* AVAILABLE DATA:
——————
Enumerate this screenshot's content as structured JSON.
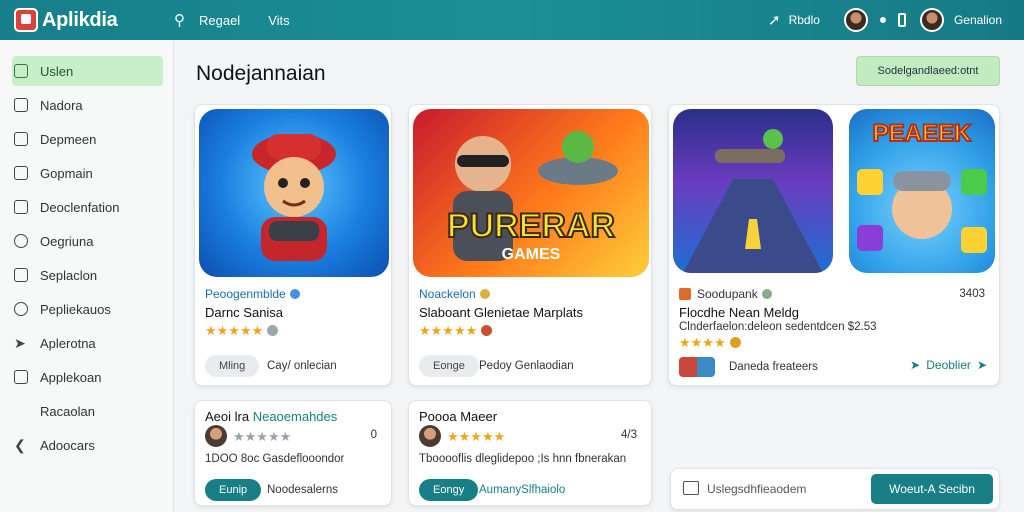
{
  "app": {
    "logo_text": "Aplikdia"
  },
  "header": {
    "nav": [
      {
        "label": "Regael"
      },
      {
        "label": "Vits"
      }
    ],
    "right_link": "Rbdlo",
    "user_name": "Genalion"
  },
  "sidebar": {
    "items": [
      {
        "label": "Uslen",
        "icon": "document-icon",
        "active": true
      },
      {
        "label": "Nadora",
        "icon": "edit-icon"
      },
      {
        "label": "Depmeen",
        "icon": "grid-icon"
      },
      {
        "label": "Gopmain",
        "icon": "box-icon"
      },
      {
        "label": "Deoclenfation",
        "icon": "list-icon"
      },
      {
        "label": "Oegriuna",
        "icon": "circle-icon"
      },
      {
        "label": "Seplaclon",
        "icon": "search-icon"
      },
      {
        "label": "Pepliekauos",
        "icon": "tag-icon"
      },
      {
        "label": "Aplerotna",
        "icon": "send-icon"
      },
      {
        "label": "Applekoan",
        "icon": "pen-icon"
      },
      {
        "label": "Racaolan",
        "icon": "none"
      },
      {
        "label": "Adoocars",
        "icon": "share-icon"
      }
    ]
  },
  "main": {
    "title": "Nodejannaian",
    "top_action": "Sodelgandlaeed:otnt",
    "cards": [
      {
        "dev": "Peoogenmblde",
        "title": "Darnc Sanisa",
        "stars": "★★★★★",
        "tag": "Mling",
        "meta": "Cay/ onlecian"
      },
      {
        "dev": "Noackelon",
        "title": "Slaboant Glenietae Marplats",
        "stars": "★★★★★",
        "tag": "Eonge",
        "meta": "Pedoy Genlaodian",
        "thumb_text": "PURERAR",
        "thumb_sub": "GAMES"
      },
      {
        "dev": "Soodupank",
        "title": "Flocdhe Nean Meldg",
        "desc": "Clnderfaelon:deleon sedentdcen $2.53",
        "stars": "★★★★",
        "meta": "Daneda freateers",
        "count": "3403",
        "link": "Deoblier",
        "thumb2_text": "PEAEEK"
      },
      {
        "title_prefix": "Aeoi lra",
        "title_highlight": "Neaoemahdes",
        "stars": "★★★★★",
        "count": "0",
        "desc": "1DOO 8oc Gasdeflooondor",
        "tag": "Eunip",
        "meta": "Noodesalerns"
      },
      {
        "title": "Poooa Maeer",
        "stars": "★★★★★",
        "count": "4/3",
        "desc": "Tbooooflis dleglidepoo ;Is hnn fbnerakan",
        "tag": "Eongy",
        "meta": "AumanySlfhaiolo"
      }
    ],
    "footer_card": {
      "input_text": "Uslegsdhfieaodem",
      "button_label": "Woeut-A Secibn"
    }
  },
  "colors": {
    "brand": "#177f85",
    "active_bg": "#c8efc8",
    "star": "#f0a419"
  }
}
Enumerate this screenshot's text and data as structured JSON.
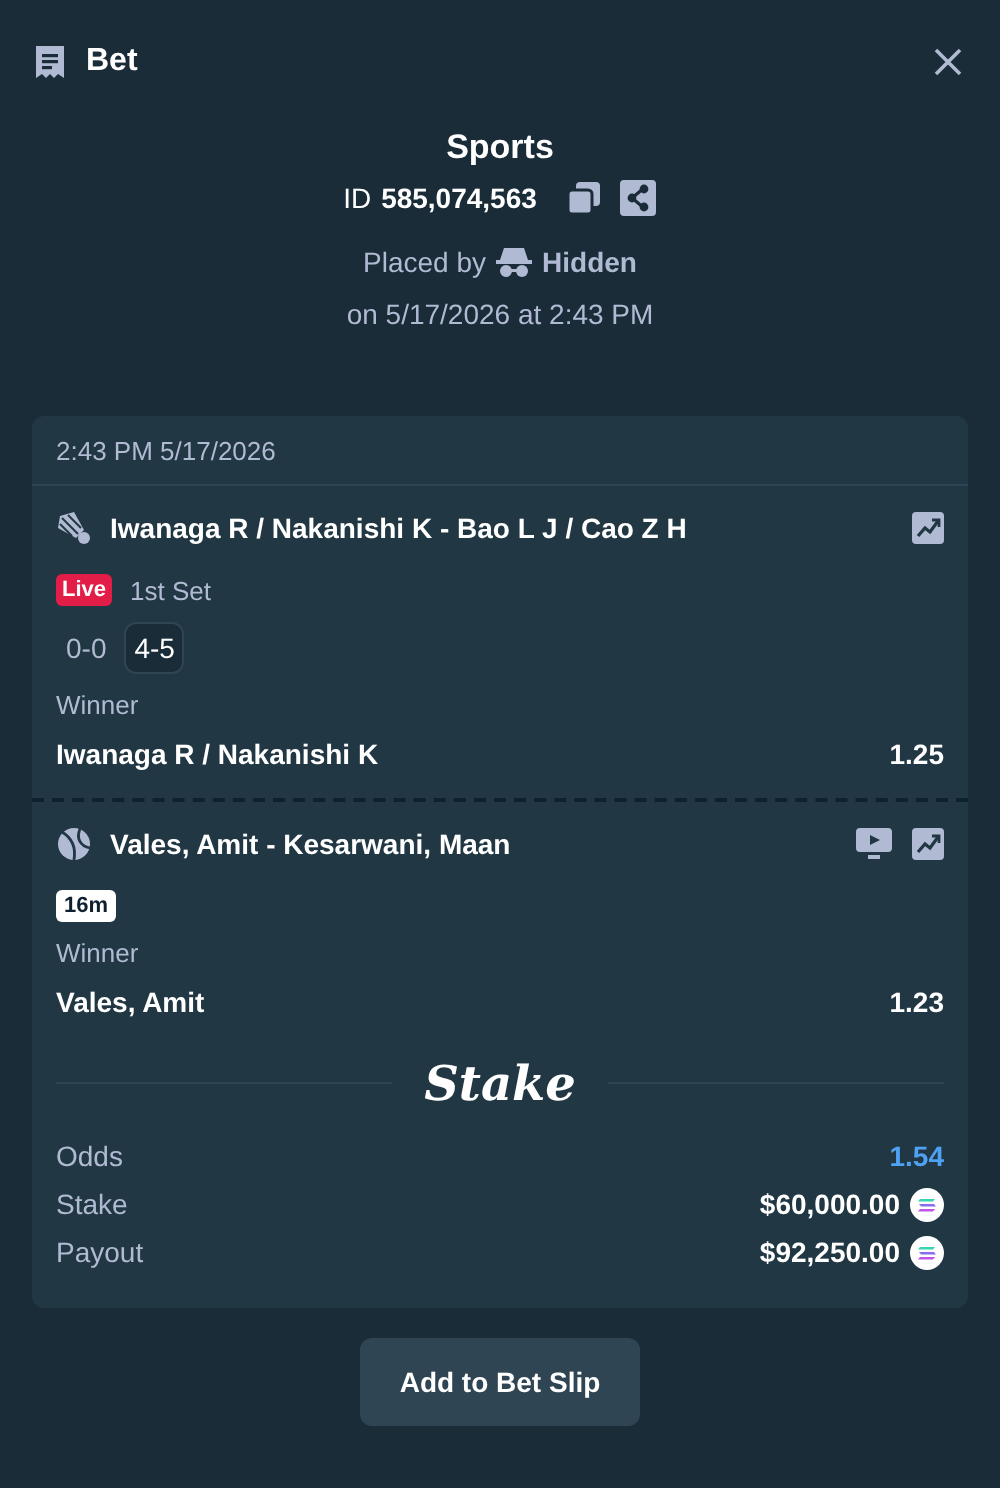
{
  "header": {
    "title": "Bet"
  },
  "bet": {
    "category": "Sports",
    "id_label": "ID",
    "id": "585,074,563",
    "placed_by_label": "Placed by",
    "placed_by": "Hidden",
    "placed_on": "on 5/17/2026 at 2:43 PM"
  },
  "card": {
    "timestamp": "2:43 PM 5/17/2026",
    "legs": [
      {
        "kind": "badminton",
        "title": "Iwanaga R / Nakanishi K - Bao L J / Cao Z H",
        "has_stream": false,
        "status": {
          "kind": "live",
          "badge": "Live",
          "period": "1st Set",
          "scores": [
            {
              "text": "0-0",
              "current": false
            },
            {
              "text": "4-5",
              "current": true
            }
          ]
        },
        "market": "Winner",
        "selection": "Iwanaga R / Nakanishi K",
        "odds": "1.25"
      },
      {
        "kind": "tennis",
        "title": "Vales, Amit - Kesarwani, Maan",
        "has_stream": true,
        "status": {
          "kind": "upcoming",
          "badge": "16m"
        },
        "market": "Winner",
        "selection": "Vales, Amit",
        "odds": "1.23"
      }
    ],
    "brand": "Stake",
    "summary": [
      {
        "label": "Odds",
        "value": "1.54",
        "kind": "odds"
      },
      {
        "label": "Stake",
        "value": "$60,000.00",
        "kind": "amount"
      },
      {
        "label": "Payout",
        "value": "$92,250.00",
        "kind": "amount"
      }
    ]
  },
  "button": "Add to Bet Slip"
}
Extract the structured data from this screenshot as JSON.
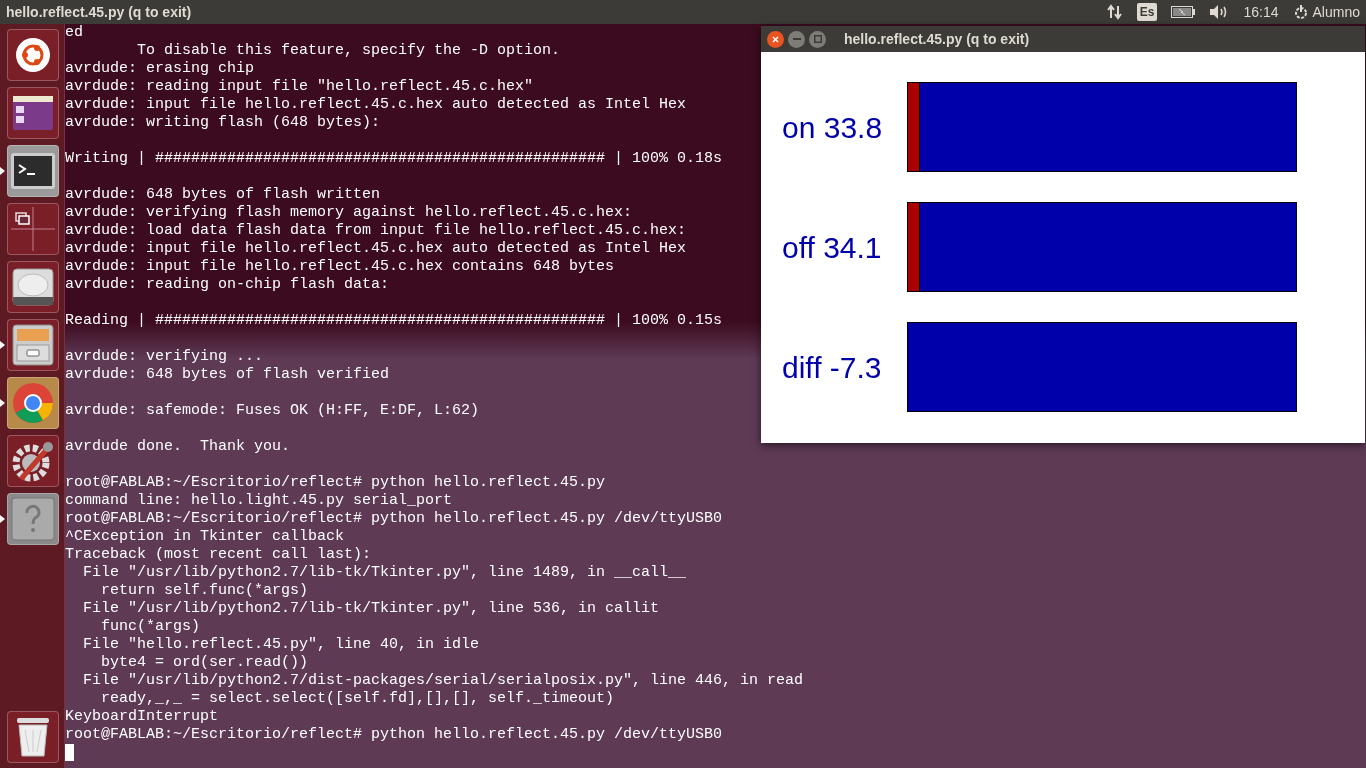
{
  "top_bar": {
    "title": "hello.reflect.45.py (q to exit)",
    "keyboard_layout": "Es",
    "time": "16:14",
    "user": "Alumno"
  },
  "launcher": [
    {
      "kind": "ubuntu",
      "running": false
    },
    {
      "kind": "files",
      "running": false
    },
    {
      "kind": "terminal",
      "running": true
    },
    {
      "kind": "workspaces",
      "running": false
    },
    {
      "kind": "drive",
      "running": false
    },
    {
      "kind": "cabinet",
      "running": true
    },
    {
      "kind": "browser",
      "running": true
    },
    {
      "kind": "settings",
      "running": false
    },
    {
      "kind": "help",
      "running": true
    },
    {
      "kind": "trash",
      "running": false
    }
  ],
  "terminal": {
    "lines": [
      {
        "kind": "text",
        "text": "ed"
      },
      {
        "kind": "text",
        "text": "        To disable this feature, specify the -D option."
      },
      {
        "kind": "text",
        "text": "avrdude: erasing chip"
      },
      {
        "kind": "text",
        "text": "avrdude: reading input file \"hello.reflect.45.c.hex\""
      },
      {
        "kind": "text",
        "text": "avrdude: input file hello.reflect.45.c.hex auto detected as Intel Hex"
      },
      {
        "kind": "text",
        "text": "avrdude: writing flash (648 bytes):"
      },
      {
        "kind": "blank"
      },
      {
        "kind": "text",
        "text": "Writing | ################################################## | 100% 0.18s"
      },
      {
        "kind": "blank"
      },
      {
        "kind": "text",
        "text": "avrdude: 648 bytes of flash written"
      },
      {
        "kind": "text",
        "text": "avrdude: verifying flash memory against hello.reflect.45.c.hex:"
      },
      {
        "kind": "text",
        "text": "avrdude: load data flash data from input file hello.reflect.45.c.hex:"
      },
      {
        "kind": "text",
        "text": "avrdude: input file hello.reflect.45.c.hex auto detected as Intel Hex"
      },
      {
        "kind": "text",
        "text": "avrdude: input file hello.reflect.45.c.hex contains 648 bytes"
      },
      {
        "kind": "text",
        "text": "avrdude: reading on-chip flash data:"
      },
      {
        "kind": "blank"
      },
      {
        "kind": "text",
        "text": "Reading | ################################################## | 100% 0.15s"
      },
      {
        "kind": "blank"
      },
      {
        "kind": "text",
        "text": "avrdude: verifying ..."
      },
      {
        "kind": "text",
        "text": "avrdude: 648 bytes of flash verified"
      },
      {
        "kind": "blank"
      },
      {
        "kind": "text",
        "text": "avrdude: safemode: Fuses OK (H:FF, E:DF, L:62)"
      },
      {
        "kind": "blank"
      },
      {
        "kind": "text",
        "text": "avrdude done.  Thank you."
      },
      {
        "kind": "blank"
      },
      {
        "kind": "text",
        "text": "root@FABLAB:~/Escritorio/reflect# python hello.reflect.45.py"
      },
      {
        "kind": "text",
        "text": "command line: hello.light.45.py serial_port"
      },
      {
        "kind": "text",
        "text": "root@FABLAB:~/Escritorio/reflect# python hello.reflect.45.py /dev/ttyUSB0"
      },
      {
        "kind": "text",
        "text": "^CException in Tkinter callback"
      },
      {
        "kind": "text",
        "text": "Traceback (most recent call last):"
      },
      {
        "kind": "text",
        "text": "  File \"/usr/lib/python2.7/lib-tk/Tkinter.py\", line 1489, in __call__"
      },
      {
        "kind": "text",
        "text": "    return self.func(*args)"
      },
      {
        "kind": "text",
        "text": "  File \"/usr/lib/python2.7/lib-tk/Tkinter.py\", line 536, in callit"
      },
      {
        "kind": "text",
        "text": "    func(*args)"
      },
      {
        "kind": "text",
        "text": "  File \"hello.reflect.45.py\", line 40, in idle"
      },
      {
        "kind": "text",
        "text": "    byte4 = ord(ser.read())"
      },
      {
        "kind": "text",
        "text": "  File \"/usr/lib/python2.7/dist-packages/serial/serialposix.py\", line 446, in read"
      },
      {
        "kind": "text",
        "text": "    ready,_,_ = select.select([self.fd],[],[], self._timeout)"
      },
      {
        "kind": "text",
        "text": "KeyboardInterrupt"
      },
      {
        "kind": "text",
        "text": "root@FABLAB:~/Escritorio/reflect# python hello.reflect.45.py /dev/ttyUSB0"
      }
    ]
  },
  "tk_window": {
    "title": "hello.reflect.45.py (q to exit)",
    "rows": [
      {
        "label": "on 33.8",
        "level": 0.03
      },
      {
        "label": "off 34.1",
        "level": 0.03
      },
      {
        "label": "diff -7.3"
      }
    ]
  }
}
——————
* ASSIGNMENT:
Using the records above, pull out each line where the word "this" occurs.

* SOLVED EXERCISE:
Enumerate this screenshot's content as structured JSON.
Enumerate this screenshot's text and data as structured JSON.
Extract the structured data from this screenshot as JSON.
        "text": "        To disable this feature, specify the -D option."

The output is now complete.